Solving Food Scarcity Challenges
By Rob Schroeder
September 20, 2017
“We tend to live in a bubble, especially in these schools,” says Natalie Nash, a social studies teacher at Blaine Elementary in Chicago’s Lake View neighborhood. “GlobalEd2 brings the problems of the world closer to home.”
Her sixth-grade students, representing the nation of Russia, are focusing on the problem of food scarcity through the lens of four challenges: economic, human rights, health and the environment. The economic group is examining how addiction to substances such as alcohol and tobacco dilutes spending power; the human rights group is studying whether populations have access to food that is culturally appealing; the health group is framing obesity as an issue of malnutrition and the environmental group is examining water pollution and water access.
These students are taking part in a 14-week journey through a grant-funded curriculum created at the College of Education and the University of Connecticut. Funded by the Institute of Education Sciences, GlobalEd 2 aims to expand the curricular space for additional opportunities to learn science and use educational technology in social studies classrooms, without sacrificing curricular goals but rather enhancing these goals through an international context generally not experienced in middle schools.
GlobalEd 2 consists of real-world simulations, challenging students to address problems and challenges across the world. Classrooms running the simulation are connected online, allowing students to engage in simulated international negotiations, collaboratively attempting to reach solutions to these socio-political scientific problem through the development of “multinational” agreements.
The project rolls through three phases. The first phase is a research period lasting six weeks, requiring students to use text and web resources to research the challenge. Students identify key scientific issues of concern such as pollution, desalinization, greenhouse gases and climatology as well as their assigned country’s cultural, political, geographical and economic influences on science perspectives. After studying current political policies of the country, students craft an opening policy statement composed of scientific arguments.

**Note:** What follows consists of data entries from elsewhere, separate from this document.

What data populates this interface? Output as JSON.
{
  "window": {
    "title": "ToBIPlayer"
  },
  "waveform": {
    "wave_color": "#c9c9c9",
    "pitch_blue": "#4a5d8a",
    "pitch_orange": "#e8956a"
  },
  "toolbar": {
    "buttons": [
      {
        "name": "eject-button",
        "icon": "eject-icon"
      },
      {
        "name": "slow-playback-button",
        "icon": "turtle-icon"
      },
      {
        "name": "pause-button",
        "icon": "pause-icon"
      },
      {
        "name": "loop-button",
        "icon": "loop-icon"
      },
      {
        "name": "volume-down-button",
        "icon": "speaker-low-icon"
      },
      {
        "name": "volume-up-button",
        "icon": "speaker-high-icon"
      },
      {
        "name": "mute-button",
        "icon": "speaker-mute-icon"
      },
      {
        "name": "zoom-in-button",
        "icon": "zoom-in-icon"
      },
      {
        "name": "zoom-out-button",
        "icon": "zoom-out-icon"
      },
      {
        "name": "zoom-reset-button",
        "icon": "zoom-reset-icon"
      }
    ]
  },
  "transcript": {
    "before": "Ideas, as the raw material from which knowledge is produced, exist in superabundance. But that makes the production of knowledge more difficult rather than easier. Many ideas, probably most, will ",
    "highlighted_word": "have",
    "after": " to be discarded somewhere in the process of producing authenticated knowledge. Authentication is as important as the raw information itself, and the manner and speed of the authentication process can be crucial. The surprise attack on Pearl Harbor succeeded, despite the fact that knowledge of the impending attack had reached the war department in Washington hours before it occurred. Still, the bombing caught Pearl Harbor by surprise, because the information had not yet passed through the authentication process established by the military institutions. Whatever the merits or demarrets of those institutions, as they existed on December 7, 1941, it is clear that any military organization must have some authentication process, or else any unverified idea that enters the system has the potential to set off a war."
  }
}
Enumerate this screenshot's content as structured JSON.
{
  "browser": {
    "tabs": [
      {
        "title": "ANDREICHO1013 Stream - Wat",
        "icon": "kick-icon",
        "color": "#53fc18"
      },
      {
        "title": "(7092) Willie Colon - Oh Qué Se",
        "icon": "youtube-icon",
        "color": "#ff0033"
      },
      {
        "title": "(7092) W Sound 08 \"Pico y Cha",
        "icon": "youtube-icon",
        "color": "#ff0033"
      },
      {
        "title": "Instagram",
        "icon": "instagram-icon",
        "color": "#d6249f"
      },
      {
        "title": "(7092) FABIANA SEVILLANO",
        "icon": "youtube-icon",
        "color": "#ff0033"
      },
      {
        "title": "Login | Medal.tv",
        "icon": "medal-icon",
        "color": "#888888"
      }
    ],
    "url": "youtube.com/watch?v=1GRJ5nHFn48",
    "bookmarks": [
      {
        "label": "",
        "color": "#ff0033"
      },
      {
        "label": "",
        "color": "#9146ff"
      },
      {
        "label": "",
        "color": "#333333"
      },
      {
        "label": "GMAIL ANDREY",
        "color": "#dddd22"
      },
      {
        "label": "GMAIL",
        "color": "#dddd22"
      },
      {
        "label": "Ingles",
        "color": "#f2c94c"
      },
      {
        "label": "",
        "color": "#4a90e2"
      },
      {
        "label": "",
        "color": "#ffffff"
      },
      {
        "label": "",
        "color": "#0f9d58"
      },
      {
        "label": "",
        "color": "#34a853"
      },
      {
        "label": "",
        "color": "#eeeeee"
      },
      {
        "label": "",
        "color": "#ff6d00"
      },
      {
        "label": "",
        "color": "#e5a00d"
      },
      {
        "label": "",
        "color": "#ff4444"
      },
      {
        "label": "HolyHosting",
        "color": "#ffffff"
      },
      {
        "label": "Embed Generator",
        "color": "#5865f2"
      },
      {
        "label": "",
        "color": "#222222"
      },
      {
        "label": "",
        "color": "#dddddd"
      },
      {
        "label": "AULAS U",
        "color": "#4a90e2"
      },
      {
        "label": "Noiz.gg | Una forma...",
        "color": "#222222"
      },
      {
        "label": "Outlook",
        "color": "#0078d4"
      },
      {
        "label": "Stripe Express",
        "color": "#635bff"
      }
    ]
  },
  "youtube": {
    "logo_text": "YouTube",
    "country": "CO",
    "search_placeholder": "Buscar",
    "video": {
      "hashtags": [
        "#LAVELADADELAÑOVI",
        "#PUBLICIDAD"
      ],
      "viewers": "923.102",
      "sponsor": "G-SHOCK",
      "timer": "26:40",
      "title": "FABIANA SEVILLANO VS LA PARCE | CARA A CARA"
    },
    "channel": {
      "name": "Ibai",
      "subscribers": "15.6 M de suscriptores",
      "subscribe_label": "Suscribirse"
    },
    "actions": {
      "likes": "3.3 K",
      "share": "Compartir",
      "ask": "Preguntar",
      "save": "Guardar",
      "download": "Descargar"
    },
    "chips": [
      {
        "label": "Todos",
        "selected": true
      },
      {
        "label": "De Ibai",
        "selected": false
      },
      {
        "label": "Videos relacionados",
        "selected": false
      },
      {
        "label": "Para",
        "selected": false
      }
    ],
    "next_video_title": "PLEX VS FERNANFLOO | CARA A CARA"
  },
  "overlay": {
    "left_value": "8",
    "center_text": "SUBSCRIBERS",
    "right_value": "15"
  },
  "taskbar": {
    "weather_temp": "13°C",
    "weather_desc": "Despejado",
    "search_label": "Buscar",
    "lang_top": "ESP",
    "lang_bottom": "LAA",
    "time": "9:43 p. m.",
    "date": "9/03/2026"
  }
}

In a six-week interactive phase, students engage in digital negotiations on their policy statement with other classrooms across the United States, each representing a different country. Students refine their arguments and engage in multilateral conferences with other classrooms/countries.
The interactive phase concludes with the posting of closing statements, reflecting the final position of each country-team on the four issue areas. The final stage of the simulation is a debriefing, lasting two weeks, in which students review what they learned and think about how they can apply this science content knowledge and skills in other contexts.
Nash positions food scarcity within the context of her students’ lives, most of whom do not come from low-income homes. When clean water, clean air and nutritious food are all givens, Nash wants her students to question what happens when these rights are taken away or prevented: what actions can be taken, how problems can be solved.
On a warm but blustery fall day, each group is huddled around iPads and laptops putting the finishing touches on their positioning statements, which will be pnticipation of a playoff game later that nightresented the next week to Nash, who represents a major government body seeking recommendations.
The teams’ final recommendations included the construction of double-decker indoor farming facilities to mitigate Russia’s short growing season (economic), the start of a World Water Organization to regulate water usage and educate about water pollution (environment), running a comprehensive program to educate Russians on the effects of obesity due to poor diets (health) and the creation of a week-long symposium for world religious leaders to discuss issues of food scarcity, with sensitivity to indigenous citizens and their cultural traditions (human rights).
“I’m trying to gauge where they are, what they are thinking; do they understand what we are doing?” Nash said. “These are pretty abstract concepts, gauging whether or not they understand what their job is and what the issues really are. A lot of times they are just stuck, and I keep questioning them, pushing them a little further.”
Argue-research-argue behavior exhibited by students is backed up by growth in student writing, Nash says. She sees clear growth in skill at identifying pieces of evidence in a paragraph and building reasoning from that evidence, in particular with the use of transitional words to take a reader from examples of evidence to connecting evidence to reasoning.
She says the curriculum’s cross-subject breadth helps students build stronger connections to learning and creates lifelong learning pathways. The environmental group in Nash’ classroom incorporated lessons from science classes on water pollution in their research regarding worldwide water access, for example. The crossover gives students freedom to direct their own learning in generating solutions to these world challenges.
“The world is becoming so much smaller, and we have so much access to so much more information and so many cultures, but at the same time, we’re screwing up the planet,” Nash said. “These students are the people who will step up and undo the mistakes of the past. We need to teach them how to take responsibility, to step up, to find ways to solve problems, to work with people and not be egocentric.”